The input |
- Opening Delimiter -

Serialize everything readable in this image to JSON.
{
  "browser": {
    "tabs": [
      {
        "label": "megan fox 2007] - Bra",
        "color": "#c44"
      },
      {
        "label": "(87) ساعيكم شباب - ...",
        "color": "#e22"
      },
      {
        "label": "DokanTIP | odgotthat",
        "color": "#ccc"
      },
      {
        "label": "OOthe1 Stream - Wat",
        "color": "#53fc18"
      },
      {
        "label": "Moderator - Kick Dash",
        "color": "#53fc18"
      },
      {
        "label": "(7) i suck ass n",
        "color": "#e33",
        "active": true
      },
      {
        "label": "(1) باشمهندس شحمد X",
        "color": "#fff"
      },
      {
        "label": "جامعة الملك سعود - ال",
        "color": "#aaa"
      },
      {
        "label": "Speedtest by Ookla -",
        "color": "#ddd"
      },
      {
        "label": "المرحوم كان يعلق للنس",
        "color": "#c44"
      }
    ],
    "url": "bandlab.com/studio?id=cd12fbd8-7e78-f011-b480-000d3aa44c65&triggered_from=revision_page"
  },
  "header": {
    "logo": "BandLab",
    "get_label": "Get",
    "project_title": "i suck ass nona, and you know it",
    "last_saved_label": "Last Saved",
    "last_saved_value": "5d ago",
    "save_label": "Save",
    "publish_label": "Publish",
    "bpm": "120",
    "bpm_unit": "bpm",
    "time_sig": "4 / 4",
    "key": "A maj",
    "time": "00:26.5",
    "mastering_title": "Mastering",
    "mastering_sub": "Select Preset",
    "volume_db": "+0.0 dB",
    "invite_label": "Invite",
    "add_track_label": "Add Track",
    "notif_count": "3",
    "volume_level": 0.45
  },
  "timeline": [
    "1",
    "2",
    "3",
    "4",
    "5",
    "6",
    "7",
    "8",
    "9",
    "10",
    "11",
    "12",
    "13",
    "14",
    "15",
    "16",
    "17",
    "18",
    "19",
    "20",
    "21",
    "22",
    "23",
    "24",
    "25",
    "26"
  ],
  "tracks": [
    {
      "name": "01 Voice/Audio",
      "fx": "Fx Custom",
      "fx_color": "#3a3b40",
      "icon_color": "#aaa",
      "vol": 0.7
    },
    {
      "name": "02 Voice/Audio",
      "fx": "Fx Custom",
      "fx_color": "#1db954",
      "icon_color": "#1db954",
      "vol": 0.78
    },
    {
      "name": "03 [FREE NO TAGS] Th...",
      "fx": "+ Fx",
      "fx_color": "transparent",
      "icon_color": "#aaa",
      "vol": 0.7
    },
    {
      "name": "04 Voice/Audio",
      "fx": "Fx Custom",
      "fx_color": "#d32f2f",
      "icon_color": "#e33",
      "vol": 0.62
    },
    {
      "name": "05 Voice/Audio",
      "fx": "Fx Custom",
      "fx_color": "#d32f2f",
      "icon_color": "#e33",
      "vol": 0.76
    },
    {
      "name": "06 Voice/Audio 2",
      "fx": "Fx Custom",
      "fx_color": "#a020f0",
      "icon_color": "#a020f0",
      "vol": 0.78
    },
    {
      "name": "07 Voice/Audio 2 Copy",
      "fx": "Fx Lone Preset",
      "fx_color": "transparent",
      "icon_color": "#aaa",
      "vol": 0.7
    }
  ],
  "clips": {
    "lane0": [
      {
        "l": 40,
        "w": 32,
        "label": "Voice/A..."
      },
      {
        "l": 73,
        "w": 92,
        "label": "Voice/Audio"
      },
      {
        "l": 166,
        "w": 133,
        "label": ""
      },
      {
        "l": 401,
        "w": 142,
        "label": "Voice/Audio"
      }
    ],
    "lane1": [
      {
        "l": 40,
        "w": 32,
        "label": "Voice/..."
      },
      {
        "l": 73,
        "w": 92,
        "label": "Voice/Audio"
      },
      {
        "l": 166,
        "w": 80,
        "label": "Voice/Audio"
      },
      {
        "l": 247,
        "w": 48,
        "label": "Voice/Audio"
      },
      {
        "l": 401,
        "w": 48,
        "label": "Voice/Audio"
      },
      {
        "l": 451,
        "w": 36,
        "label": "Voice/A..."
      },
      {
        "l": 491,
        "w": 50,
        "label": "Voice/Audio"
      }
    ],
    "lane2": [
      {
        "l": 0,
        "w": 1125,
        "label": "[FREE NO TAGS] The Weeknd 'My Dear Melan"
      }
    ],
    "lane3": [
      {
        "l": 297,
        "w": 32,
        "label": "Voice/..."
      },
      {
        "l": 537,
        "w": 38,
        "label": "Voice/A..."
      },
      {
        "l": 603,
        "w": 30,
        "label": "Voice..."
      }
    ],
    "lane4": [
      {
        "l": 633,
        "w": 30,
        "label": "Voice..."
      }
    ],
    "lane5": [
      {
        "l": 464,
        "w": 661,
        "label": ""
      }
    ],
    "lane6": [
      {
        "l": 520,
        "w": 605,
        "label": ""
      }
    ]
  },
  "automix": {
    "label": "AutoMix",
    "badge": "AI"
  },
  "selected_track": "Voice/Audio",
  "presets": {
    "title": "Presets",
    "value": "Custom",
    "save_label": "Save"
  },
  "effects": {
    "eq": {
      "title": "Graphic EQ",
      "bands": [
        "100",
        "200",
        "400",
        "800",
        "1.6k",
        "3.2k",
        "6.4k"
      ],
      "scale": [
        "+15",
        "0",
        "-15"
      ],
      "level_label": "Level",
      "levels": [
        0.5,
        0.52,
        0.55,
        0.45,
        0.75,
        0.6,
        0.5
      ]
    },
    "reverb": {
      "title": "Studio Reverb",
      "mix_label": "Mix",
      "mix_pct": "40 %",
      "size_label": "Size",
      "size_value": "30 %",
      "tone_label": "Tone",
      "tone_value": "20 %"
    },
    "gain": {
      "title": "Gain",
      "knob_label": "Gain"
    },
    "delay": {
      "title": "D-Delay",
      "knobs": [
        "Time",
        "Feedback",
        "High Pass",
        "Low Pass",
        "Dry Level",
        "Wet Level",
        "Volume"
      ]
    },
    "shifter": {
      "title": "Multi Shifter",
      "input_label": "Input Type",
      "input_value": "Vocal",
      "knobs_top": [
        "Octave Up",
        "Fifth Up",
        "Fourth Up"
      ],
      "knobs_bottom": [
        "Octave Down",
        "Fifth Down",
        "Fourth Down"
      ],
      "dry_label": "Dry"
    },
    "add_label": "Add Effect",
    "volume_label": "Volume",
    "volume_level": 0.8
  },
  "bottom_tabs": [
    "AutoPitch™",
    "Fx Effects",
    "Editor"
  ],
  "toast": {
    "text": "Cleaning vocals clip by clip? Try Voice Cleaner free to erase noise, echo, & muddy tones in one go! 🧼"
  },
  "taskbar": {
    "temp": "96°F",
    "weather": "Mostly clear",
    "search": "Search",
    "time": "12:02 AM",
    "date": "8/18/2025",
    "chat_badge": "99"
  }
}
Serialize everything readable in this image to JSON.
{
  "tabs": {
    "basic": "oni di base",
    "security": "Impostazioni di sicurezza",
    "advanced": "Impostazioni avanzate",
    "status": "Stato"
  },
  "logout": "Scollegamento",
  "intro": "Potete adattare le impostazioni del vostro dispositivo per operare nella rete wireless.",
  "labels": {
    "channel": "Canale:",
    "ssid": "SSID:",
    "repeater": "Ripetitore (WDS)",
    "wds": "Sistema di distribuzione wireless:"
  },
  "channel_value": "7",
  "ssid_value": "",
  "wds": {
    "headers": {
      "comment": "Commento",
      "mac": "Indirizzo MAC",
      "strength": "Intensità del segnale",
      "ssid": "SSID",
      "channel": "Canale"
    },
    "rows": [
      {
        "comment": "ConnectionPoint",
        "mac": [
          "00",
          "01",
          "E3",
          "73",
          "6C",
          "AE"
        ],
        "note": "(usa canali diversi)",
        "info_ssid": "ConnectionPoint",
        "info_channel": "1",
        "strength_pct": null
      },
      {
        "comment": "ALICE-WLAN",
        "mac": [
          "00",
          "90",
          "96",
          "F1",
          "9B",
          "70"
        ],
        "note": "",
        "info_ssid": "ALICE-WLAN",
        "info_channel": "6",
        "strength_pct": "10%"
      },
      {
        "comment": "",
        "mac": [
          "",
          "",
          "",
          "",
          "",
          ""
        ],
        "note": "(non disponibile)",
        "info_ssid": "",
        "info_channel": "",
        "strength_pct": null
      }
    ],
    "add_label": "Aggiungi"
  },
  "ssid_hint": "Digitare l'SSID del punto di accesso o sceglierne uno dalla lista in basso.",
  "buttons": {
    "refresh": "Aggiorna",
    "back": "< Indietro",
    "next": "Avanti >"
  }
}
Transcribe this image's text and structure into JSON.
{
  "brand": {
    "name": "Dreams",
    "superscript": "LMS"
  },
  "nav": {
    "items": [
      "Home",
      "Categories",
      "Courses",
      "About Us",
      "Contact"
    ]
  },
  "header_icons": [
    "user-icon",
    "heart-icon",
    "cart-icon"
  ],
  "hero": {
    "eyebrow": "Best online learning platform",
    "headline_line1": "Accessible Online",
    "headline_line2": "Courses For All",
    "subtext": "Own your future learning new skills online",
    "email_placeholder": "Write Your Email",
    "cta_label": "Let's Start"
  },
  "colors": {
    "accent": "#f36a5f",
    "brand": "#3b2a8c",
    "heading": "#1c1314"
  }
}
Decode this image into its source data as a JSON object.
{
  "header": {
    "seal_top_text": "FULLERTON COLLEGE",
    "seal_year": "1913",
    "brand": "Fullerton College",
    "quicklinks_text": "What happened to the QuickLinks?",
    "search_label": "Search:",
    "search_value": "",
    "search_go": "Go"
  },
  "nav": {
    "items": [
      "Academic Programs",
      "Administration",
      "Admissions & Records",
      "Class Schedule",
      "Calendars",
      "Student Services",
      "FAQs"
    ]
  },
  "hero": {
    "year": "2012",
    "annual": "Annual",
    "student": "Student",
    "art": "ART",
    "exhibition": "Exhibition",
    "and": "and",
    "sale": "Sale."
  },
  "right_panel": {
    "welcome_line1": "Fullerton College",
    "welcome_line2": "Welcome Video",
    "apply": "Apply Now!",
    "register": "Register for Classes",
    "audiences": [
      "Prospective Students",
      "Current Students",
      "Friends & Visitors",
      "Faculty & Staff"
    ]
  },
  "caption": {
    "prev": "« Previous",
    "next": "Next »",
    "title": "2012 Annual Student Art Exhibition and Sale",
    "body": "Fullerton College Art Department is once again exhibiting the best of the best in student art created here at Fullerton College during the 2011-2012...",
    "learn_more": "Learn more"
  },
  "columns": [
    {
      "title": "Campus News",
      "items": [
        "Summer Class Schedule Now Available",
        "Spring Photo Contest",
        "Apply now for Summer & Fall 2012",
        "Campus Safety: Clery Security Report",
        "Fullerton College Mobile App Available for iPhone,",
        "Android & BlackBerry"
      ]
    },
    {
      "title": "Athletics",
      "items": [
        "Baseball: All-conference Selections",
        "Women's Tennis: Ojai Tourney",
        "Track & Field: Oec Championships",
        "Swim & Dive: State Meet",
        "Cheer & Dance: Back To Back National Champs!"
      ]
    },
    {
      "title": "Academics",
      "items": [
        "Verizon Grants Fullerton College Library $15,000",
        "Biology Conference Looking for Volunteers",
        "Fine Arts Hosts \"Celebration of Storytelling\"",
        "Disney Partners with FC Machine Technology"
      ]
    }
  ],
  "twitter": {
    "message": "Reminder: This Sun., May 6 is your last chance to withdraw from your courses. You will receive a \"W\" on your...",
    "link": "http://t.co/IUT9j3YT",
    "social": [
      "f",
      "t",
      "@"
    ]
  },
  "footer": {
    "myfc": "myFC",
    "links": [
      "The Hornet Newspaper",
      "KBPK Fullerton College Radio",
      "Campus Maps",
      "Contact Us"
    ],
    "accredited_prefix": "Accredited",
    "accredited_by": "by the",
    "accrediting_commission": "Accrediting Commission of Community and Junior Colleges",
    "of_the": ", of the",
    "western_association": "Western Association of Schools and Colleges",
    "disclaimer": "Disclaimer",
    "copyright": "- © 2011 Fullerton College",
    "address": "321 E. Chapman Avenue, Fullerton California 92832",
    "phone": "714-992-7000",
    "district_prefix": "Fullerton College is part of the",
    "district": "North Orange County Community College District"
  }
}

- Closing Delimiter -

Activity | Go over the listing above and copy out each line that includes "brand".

Reply to the task |
  "brand": {
    "brand": "#3b2a8c",
    "brand": "Fullerton College",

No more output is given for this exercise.